• _Exercise goal_
Reproduce all the entries beneath this sentence exactly.

Data about app and page elements
-- Opening Marker --

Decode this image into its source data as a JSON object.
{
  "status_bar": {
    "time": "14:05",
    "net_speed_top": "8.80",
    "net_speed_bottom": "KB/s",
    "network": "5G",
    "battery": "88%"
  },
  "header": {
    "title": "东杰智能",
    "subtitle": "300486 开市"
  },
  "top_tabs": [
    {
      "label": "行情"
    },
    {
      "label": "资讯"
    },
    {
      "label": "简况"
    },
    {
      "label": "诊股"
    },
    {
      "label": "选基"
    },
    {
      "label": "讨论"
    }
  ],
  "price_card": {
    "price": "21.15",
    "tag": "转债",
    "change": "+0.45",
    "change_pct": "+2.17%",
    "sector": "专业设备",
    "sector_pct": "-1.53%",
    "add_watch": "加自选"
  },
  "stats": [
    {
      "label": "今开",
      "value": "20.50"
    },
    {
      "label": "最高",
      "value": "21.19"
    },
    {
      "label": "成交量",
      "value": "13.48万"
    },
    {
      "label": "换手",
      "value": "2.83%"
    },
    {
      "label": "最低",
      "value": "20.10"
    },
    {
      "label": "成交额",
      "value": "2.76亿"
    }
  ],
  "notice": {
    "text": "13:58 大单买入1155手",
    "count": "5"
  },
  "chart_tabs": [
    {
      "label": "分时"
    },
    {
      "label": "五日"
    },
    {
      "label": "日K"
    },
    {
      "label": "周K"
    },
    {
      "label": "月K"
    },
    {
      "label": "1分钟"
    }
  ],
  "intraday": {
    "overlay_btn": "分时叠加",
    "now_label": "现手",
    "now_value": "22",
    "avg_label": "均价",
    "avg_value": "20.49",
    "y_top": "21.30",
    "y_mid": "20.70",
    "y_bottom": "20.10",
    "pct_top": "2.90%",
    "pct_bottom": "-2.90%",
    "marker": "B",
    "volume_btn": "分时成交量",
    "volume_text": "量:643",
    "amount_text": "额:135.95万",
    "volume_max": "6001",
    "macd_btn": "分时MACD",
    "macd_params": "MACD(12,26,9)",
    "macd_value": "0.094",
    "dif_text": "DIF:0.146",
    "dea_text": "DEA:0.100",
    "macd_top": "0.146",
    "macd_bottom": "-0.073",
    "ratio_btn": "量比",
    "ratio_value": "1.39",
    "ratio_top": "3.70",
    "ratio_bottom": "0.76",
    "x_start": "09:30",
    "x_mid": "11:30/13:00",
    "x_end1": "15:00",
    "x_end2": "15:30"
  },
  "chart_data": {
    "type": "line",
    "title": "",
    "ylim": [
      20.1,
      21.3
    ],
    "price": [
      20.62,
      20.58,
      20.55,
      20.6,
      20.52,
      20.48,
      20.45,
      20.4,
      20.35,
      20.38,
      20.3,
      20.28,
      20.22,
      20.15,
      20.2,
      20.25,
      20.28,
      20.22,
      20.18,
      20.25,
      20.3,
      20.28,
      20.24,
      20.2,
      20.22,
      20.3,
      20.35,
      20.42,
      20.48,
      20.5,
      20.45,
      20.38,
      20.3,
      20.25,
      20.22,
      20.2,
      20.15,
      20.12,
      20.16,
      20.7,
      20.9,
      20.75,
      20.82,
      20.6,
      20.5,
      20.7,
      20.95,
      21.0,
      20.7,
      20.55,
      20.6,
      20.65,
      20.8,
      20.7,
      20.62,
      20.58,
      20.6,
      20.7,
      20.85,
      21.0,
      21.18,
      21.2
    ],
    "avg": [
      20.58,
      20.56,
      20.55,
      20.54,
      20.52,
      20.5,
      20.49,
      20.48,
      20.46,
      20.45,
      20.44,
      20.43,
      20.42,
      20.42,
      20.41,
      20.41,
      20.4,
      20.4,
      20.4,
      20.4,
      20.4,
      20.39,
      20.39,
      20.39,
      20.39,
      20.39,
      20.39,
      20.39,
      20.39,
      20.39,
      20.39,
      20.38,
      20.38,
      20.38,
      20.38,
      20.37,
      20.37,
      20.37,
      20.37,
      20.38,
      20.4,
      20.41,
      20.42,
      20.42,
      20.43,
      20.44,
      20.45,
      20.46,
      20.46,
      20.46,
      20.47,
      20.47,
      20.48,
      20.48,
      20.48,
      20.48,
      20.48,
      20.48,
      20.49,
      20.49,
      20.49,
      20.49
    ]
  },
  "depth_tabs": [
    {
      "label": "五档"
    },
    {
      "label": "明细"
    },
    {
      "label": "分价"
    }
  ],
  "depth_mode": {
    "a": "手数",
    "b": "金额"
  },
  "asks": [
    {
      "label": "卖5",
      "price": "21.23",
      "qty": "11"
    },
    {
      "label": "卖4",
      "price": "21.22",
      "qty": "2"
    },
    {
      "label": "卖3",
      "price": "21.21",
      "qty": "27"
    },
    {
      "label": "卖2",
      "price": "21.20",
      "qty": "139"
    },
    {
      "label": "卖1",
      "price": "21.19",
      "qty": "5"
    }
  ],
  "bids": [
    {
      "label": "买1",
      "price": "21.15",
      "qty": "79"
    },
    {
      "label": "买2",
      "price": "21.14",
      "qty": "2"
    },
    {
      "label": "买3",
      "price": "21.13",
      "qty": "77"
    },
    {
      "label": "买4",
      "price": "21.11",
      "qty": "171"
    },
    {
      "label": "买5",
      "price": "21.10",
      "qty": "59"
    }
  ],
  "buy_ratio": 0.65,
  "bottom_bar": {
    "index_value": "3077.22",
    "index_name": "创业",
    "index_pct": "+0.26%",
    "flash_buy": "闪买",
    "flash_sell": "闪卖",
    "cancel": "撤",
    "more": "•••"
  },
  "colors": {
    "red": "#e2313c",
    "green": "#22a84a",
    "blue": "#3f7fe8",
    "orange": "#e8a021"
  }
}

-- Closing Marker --

• _Task answer_
Decode this image into its source data as a JSON object.
{
  "status_bar": {
    "time": "14:05",
    "net_speed_top": "8.80",
    "net_speed_bottom": "KB/s",
    "network": "5G",
    "battery": "88%"
  },
  "header": {
    "title": "东杰智能",
    "subtitle": "300486 开市"
  },
  "top_tabs": [
    {
      "label": "行情"
    },
    {
      "label": "资讯"
    },
    {
      "label": "简况"
    },
    {
      "label": "诊股"
    },
    {
      "label": "选基"
    },
    {
      "label": "讨论"
    }
  ],
  "price_card": {
    "price": "21.15",
    "tag": "转债",
    "change": "+0.45",
    "change_pct": "+2.17%",
    "sector": "专业设备",
    "sector_pct": "-1.53%",
    "add_watch": "加自选"
  },
  "stats": [
    {
      "label": "今开",
      "value": "20.50"
    },
    {
      "label": "最高",
      "value": "21.19"
    },
    {
      "label": "成交量",
      "value": "13.48万"
    },
    {
      "label": "换手",
      "value": "2.83%"
    },
    {
      "label": "最低",
      "value": "20.10"
    },
    {
      "label": "成交额",
      "value": "2.76亿"
    }
  ],
  "notice": {
    "text": "13:58 大单买入1155手",
    "count": "5"
  },
  "chart_tabs": [
    {
      "label": "分时"
    },
    {
      "label": "五日"
    },
    {
      "label": "日K"
    },
    {
      "label": "周K"
    },
    {
      "label": "月K"
    },
    {
      "label": "1分钟"
    }
  ],
  "intraday": {
    "overlay_btn": "分时叠加",
    "now_label": "现手",
    "now_value": "22",
    "avg_label": "均价",
    "avg_value": "20.49",
    "y_top": "21.30",
    "y_mid": "20.70",
    "y_bottom": "20.10",
    "pct_top": "2.90%",
    "pct_bottom": "-2.90%",
    "marker": "B",
    "volume_btn": "分时成交量",
    "volume_text": "量:643",
    "amount_text": "额:135.95万",
    "volume_max": "6001",
    "macd_btn": "分时MACD",
    "macd_params": "MACD(12,26,9)",
    "macd_value": "0.094",
    "dif_text": "DIF:0.146",
    "dea_text": "DEA:0.100",
    "macd_top": "0.146",
    "macd_bottom": "-0.073",
    "ratio_btn": "量比",
    "ratio_value": "1.39",
    "ratio_top": "3.70",
    "ratio_bottom": "0.76",
    "x_start": "09:30",
    "x_mid": "11:30/13:00",
    "x_end1": "15:00",
    "x_end2": "15:30"
  },
  "chart_data": {
    "type": "line",
    "title": "",
    "ylim": [
      20.1,
      21.3
    ],
    "price": [
      20.62,
      20.58,
      20.55,
      20.6,
      20.52,
      20.48,
      20.45,
      20.4,
      20.35,
      20.38,
      20.3,
      20.28,
      20.22,
      20.15,
      20.2,
      20.25,
      20.28,
      20.22,
      20.18,
      20.25,
      20.3,
      20.28,
      20.24,
      20.2,
      20.22,
      20.3,
      20.35,
      20.42,
      20.48,
      20.5,
      20.45,
      20.38,
      20.3,
      20.25,
      20.22,
      20.2,
      20.15,
      20.12,
      20.16,
      20.7,
      20.9,
      20.75,
      20.82,
      20.6,
      20.5,
      20.7,
      20.95,
      21.0,
      20.7,
      20.55,
      20.6,
      20.65,
      20.8,
      20.7,
      20.62,
      20.58,
      20.6,
      20.7,
      20.85,
      21.0,
      21.18,
      21.2
    ],
    "avg": [
      20.58,
      20.56,
      20.55,
      20.54,
      20.52,
      20.5,
      20.49,
      20.48,
      20.46,
      20.45,
      20.44,
      20.43,
      20.42,
      20.42,
      20.41,
      20.41,
      20.4,
      20.4,
      20.4,
      20.4,
      20.4,
      20.39,
      20.39,
      20.39,
      20.39,
      20.39,
      20.39,
      20.39,
      20.39,
      20.39,
      20.39,
      20.38,
      20.38,
      20.38,
      20.38,
      20.37,
      20.37,
      20.37,
      20.37,
      20.38,
      20.4,
      20.41,
      20.42,
      20.42,
      20.43,
      20.44,
      20.45,
      20.46,
      20.46,
      20.46,
      20.47,
      20.47,
      20.48,
      20.48,
      20.48,
      20.48,
      20.48,
      20.48,
      20.49,
      20.49,
      20.49,
      20.49
    ]
  },
  "depth_tabs": [
    {
      "label": "五档"
    },
    {
      "label": "明细"
    },
    {
      "label": "分价"
    }
  ],
  "depth_mode": {
    "a": "手数",
    "b": "金额"
  },
  "asks": [
    {
      "label": "卖5",
      "price": "21.23",
      "qty": "11"
    },
    {
      "label": "卖4",
      "price": "21.22",
      "qty": "2"
    },
    {
      "label": "卖3",
      "price": "21.21",
      "qty": "27"
    },
    {
      "label": "卖2",
      "price": "21.20",
      "qty": "139"
    },
    {
      "label": "卖1",
      "price": "21.19",
      "qty": "5"
    }
  ],
  "bids": [
    {
      "label": "买1",
      "price": "21.15",
      "qty": "79"
    },
    {
      "label": "买2",
      "price": "21.14",
      "qty": "2"
    },
    {
      "label": "买3",
      "price": "21.13",
      "qty": "77"
    },
    {
      "label": "买4",
      "price": "21.11",
      "qty": "171"
    },
    {
      "label": "买5",
      "price": "21.10",
      "qty": "59"
    }
  ],
  "buy_ratio": 0.65,
  "bottom_bar": {
    "index_value": "3077.22",
    "index_name": "创业",
    "index_pct": "+0.26%",
    "flash_buy": "闪买",
    "flash_sell": "闪卖",
    "cancel": "撤",
    "more": "•••"
  },
  "colors": {
    "red": "#e2313c",
    "green": "#22a84a",
    "blue": "#3f7fe8",
    "orange": "#e8a021"
  }
}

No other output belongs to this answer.